The Southeastern Connecticut Council of Governments (SCCOG) conducted an assessment of 18 community facilities located in or near flood zones that are critical for ongoing public services, including fire and police stations, town halls, and departments of public works. The assessment identifies the risks to properties and service continuation from flooding, wind damage, and snow loads now and over the next several decades. For each site, the assessment recommends appropriate flood prevention measures, potentially including relocation, site modifications such as flood walls, flood proofing, and elevation of utilities. This CIRCA funded project was a recommendation of the region’s 2012 Multi-Jurisdictional Hazard Mitigation Plan. Results will help municipalities incorporate resilience planning into funding priorities. This Municipal Resilience Grant award was for the amount of $30,000.
Coastal southeastern Connecticut faces real threats to critical facilities from increased flooding and sea level rise and capital planning must address these threats over the coming decades.
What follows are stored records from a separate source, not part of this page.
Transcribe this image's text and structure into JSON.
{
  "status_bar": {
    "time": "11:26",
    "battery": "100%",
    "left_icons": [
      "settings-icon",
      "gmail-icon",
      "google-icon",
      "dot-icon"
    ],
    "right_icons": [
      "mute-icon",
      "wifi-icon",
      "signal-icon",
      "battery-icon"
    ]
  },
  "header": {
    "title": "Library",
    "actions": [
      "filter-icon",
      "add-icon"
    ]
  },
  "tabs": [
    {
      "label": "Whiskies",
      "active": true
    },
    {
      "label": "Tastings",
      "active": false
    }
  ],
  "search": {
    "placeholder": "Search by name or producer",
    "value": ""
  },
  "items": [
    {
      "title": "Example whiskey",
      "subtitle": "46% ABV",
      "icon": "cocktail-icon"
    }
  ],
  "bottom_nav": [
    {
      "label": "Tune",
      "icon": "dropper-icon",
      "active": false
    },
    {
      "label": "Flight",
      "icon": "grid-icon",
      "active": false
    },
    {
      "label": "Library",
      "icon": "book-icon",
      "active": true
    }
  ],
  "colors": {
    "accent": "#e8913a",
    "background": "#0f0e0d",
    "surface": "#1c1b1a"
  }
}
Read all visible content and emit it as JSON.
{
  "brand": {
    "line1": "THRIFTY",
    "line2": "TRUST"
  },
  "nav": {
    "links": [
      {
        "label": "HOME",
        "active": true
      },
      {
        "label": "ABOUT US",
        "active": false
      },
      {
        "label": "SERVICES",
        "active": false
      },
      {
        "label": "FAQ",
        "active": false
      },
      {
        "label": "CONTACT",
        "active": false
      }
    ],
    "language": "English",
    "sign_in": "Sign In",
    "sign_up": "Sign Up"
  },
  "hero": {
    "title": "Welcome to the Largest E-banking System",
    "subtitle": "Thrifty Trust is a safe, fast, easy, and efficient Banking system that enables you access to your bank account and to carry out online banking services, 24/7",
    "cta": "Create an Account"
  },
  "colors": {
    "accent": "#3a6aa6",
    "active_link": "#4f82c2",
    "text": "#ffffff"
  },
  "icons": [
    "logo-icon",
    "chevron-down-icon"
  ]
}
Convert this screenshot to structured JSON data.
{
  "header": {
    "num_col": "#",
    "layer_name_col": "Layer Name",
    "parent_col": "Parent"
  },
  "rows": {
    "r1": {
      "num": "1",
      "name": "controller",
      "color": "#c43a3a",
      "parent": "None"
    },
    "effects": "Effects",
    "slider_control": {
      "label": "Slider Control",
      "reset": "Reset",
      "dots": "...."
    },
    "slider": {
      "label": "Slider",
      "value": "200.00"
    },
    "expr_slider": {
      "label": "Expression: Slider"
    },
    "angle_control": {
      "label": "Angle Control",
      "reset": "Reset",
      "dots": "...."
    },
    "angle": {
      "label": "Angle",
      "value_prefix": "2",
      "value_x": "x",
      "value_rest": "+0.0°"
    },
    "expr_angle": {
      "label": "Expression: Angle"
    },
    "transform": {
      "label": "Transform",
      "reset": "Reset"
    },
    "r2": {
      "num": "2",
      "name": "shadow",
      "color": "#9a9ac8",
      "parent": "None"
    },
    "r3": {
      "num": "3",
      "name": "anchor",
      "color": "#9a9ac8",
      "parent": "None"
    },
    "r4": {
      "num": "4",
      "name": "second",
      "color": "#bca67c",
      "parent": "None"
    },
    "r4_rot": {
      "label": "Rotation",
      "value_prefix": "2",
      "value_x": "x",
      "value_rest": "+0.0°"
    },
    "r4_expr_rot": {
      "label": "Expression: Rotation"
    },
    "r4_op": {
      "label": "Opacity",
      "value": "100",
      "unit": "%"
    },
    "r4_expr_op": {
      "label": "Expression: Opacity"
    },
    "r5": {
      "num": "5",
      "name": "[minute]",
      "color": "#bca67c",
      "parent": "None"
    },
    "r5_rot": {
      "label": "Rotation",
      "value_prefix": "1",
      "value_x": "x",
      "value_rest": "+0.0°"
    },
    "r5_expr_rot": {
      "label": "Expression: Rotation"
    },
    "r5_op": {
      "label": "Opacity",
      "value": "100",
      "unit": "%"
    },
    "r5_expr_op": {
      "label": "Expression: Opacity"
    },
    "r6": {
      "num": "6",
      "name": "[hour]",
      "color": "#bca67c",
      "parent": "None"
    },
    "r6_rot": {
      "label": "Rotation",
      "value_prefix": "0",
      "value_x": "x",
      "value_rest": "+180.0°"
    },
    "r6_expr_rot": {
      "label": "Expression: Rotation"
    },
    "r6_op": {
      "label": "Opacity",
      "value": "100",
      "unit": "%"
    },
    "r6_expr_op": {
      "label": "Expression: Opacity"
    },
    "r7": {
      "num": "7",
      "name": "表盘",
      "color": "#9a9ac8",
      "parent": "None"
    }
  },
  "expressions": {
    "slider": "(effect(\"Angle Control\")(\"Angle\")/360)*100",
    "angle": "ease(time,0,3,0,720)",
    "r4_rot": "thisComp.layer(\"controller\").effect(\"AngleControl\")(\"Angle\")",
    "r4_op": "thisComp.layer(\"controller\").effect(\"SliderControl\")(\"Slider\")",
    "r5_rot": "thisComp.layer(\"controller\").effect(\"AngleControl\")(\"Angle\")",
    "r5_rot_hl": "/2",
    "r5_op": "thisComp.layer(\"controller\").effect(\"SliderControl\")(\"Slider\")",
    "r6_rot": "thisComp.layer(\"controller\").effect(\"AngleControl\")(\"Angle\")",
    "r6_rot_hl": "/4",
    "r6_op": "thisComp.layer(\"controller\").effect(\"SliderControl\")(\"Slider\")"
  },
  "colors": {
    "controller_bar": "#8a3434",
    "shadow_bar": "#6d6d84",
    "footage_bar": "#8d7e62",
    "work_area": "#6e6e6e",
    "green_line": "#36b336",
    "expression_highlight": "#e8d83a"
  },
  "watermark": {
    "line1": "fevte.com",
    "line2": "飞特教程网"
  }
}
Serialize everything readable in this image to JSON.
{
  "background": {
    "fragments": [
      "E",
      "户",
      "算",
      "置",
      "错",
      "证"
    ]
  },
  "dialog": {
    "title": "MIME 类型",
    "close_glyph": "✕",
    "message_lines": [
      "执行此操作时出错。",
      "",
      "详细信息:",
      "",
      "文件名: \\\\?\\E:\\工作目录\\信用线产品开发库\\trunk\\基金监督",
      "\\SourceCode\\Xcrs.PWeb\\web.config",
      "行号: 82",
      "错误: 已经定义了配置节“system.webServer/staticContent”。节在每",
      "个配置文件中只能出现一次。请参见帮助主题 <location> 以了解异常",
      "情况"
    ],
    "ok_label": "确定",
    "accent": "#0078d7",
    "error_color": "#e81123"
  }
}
When SCCOG adopted its Multi-Jurisdictional Hazard Mitigation Plan Update in 2012, detailed information about particular vulnerabilities of critical facilities was generally not available. The Plan noted the likelihood of more frequent flooding due to sea level rise, but did not identify facilities that would be at greater future risk and recommendations indicated that further assessment was needed to direct actions. This assessment studies a subset of all critical facilities: fire stations, police stations, public works facilities, and town halls—facilities that are under the purview of municipal governments and in or very near flood zones that could be adequately assessed given available funding.
While several of the facilities suffered flood damage before, the majority of sites located in flood zones have not been impacted by flood events in the recent past. It was therefore critical for this project to document potential risks and make site managers and municipal leadership aware of those risks and action steps that could potentially prevent damage and interruption of services. Each facility was assessed for its vulnerability to damage from flooding, winds, and snow loads, now and over the coming decades. FEMA elevation certificates were prepared for 15 of the 18 sites.
SCCOG identified a process for conducting its Critical Facilities Assessment that includes:
• Brief managers on process, and collect additional information
• Conduct site survey
• Conduct survey of building components
• Review assessment findings
• Complete final assessment.
A summary of results of the site assessments is displayed in Figure 2 of their final report. Five of the properties were recommended for relocation of services to less vulnerable sites in the long term (20+ years). Flood proofing measures were recommended for the other sites to enable the provision of services despite ongoing flood risks. Approaches to reducing damage from wind and snow were generally the same for all sites: remove materials on site that could become wind-borne debris, consider upgrading roofs to meet higher wind standards when roofs are due for replacement, and develop clear procedures for removal of snow following heavy snowstorms. This new assessment information is now incorporated into the region’s updated Multi Jurisdictional Hazard Mitigation Plan. In addition to providing these recommendations, the report identifies a number of key questions for future assessments that should be considered to determine the best path to flood resilience.
SCCOG’s Critical Facilities Assessment directly contributes to the CIRCA mission by encouraging municipalities to protect public services from existing and future threats, while providing them with specific guidance on risks and solutions.
Project Team Members
Amanda Kennedy, Southeastern Connecticut Council of Governments
David Murphy, Milone and MacBroom